How to Give Guardianship to a Family Member in Pennsylvania?
Guardianships are usually established because an individual cannot make informed decisions regarding their health, safety, or financial status. In Pennsylvania, to create a valid guardianship, a person interested in the incapacitated person’s welfare must satisfy several requirements. If the requirements for forming a guardianship are met, a guardian can then be chosen for the incapacitated person. If you or a family member need assistance establishing a guardianship, you should consult with an experienced Delaware County guardianship lawyer. At Herr Potts and Potts, our lawyers are dedicated to providing with you the legal representation you deserve. Our lawyers are here to explain how to give guardianship to a family member in Pennsylvania.
Filing for a Guardianship
Individuals over the age of majority have the right to make all decisions regarding their well-being. However, if someone has difficulty making decisions because of a mental or physical affliction, an interested party can seek a guardian to help that person. A guardian can be appointed to handle an individual’s financial or medical affairs.
Before a guardian can be appointed, there must be a legal proceeding to determine whether an individual is incapacitated and requires a guardian. To be judged incapacitated, a person must be unable to receive and process information sufficiently enough to make an informed decision concerning their financial resources or health. For example, if an individual is injured and requires urgent medical care but they do not appreciate the gravity of their injuries, this may be used to show incapacity.
A guardianship proceeding begins when a person interested in another’s well-being files a petition with Court of Common Pleas, Orphans Court Division. The filer of the petition (the “petitioner”) then has to serve the alleged incapacitated person (the “respondent”) with a copy of the petition that clearly shows the time, date, and place of the guardianship hearing at least 20 days before the hearing. The petition must state why the proceeding was initiated and the rights the respondent may lose if they are judged incapacitated. Additionally, the respondent has to be informed of their right to appointed or paid counsel, and any close family members or interested parties must also be given notice of the hearing.

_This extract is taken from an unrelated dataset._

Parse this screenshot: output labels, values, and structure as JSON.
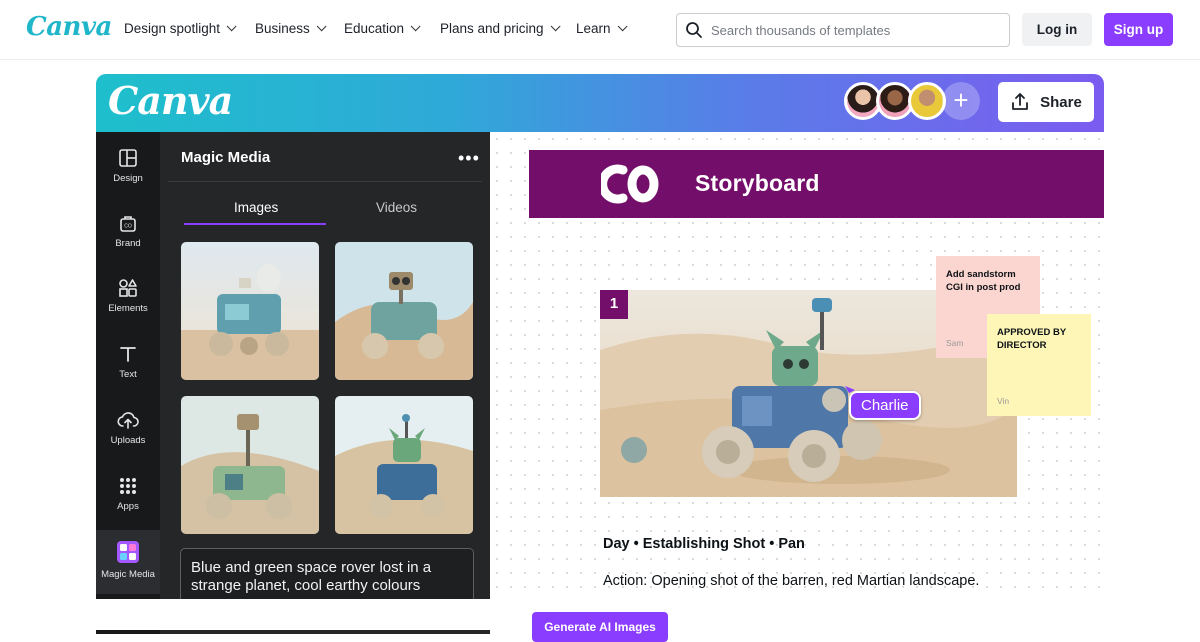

To determine whether the respondent is incapacitated, Pennsylvania examines the “nature of the respondent’s disability” and the “extent of the person’s capacity to make or communicate decisions.” Additionally, to prove the respondent is incapacitated, the petitioner needs testimony from qualified health professionals who understand the respondent’s condition and how it will affect them. The evidence presented by the petitioner must address:
- What is being done to handle issues regarding the respondent’s health and safety
- Services retained to handle the respondent’s financial affairs
- The services being used to rehabilitate the respondent
- The services that the respondent needs to deal with their condition
- The likelihood of the respondent recovering from their condition
- Why a guardianship is required instead of an alternative method
This is not an exhaustive list, and the court may consider other factors before deciding whether a person is incapacitated. The respondent or family of the respondent can also contest guardianship proceedings.
How to Transfer Guardianship
After the guardianship proceeding is concluded, the court will appoint a guardian a plenary or limited guardian. A plenary guardian handles all the affairs of an incapacitated person. A limited guardian only handles certain affairs, like tax matters for an incapacitated person. If a family member of the incapacitated person wants to serve as a guardian, they should alert the court of their willingness to serve as a guardian. The court may also give preference to a person chosen by the incapacitated person. The family member serving as a guardian must not have interests that clash with those of the incapacitated person unless there are no reasonable alternatives. The guardian also cannot use the incapacitated person’s funds for their own purposes, like withdrawing money from a special needs trust.
The appointment of a guardian is permanent. This means a family member will serve as a guardian until the incapacitated person’s condition improves or the incapacitated person passes away. If a guardian feels that they cannot complete all the duties required of a guardian, they should notify the court, and they will appoint a new guardian. If the current guardian wants to resign or transfer guardianship, the court may appoint a new guardian. Any family member who would like to serve as a guardian if the current guardian resigns should inform the court of their desire to serve.
Our West Chester Guardianship Attorneys Are Here for You
If you need to file a guardianship for your loved one, you should speak with an experienced West Chester guardianship attorney. At Herr Potts and Potts, our attorneys are prepared to help you seek a guardianship to protect your family member. To schedule a confidential consultation, contact us at (610) 254-0114.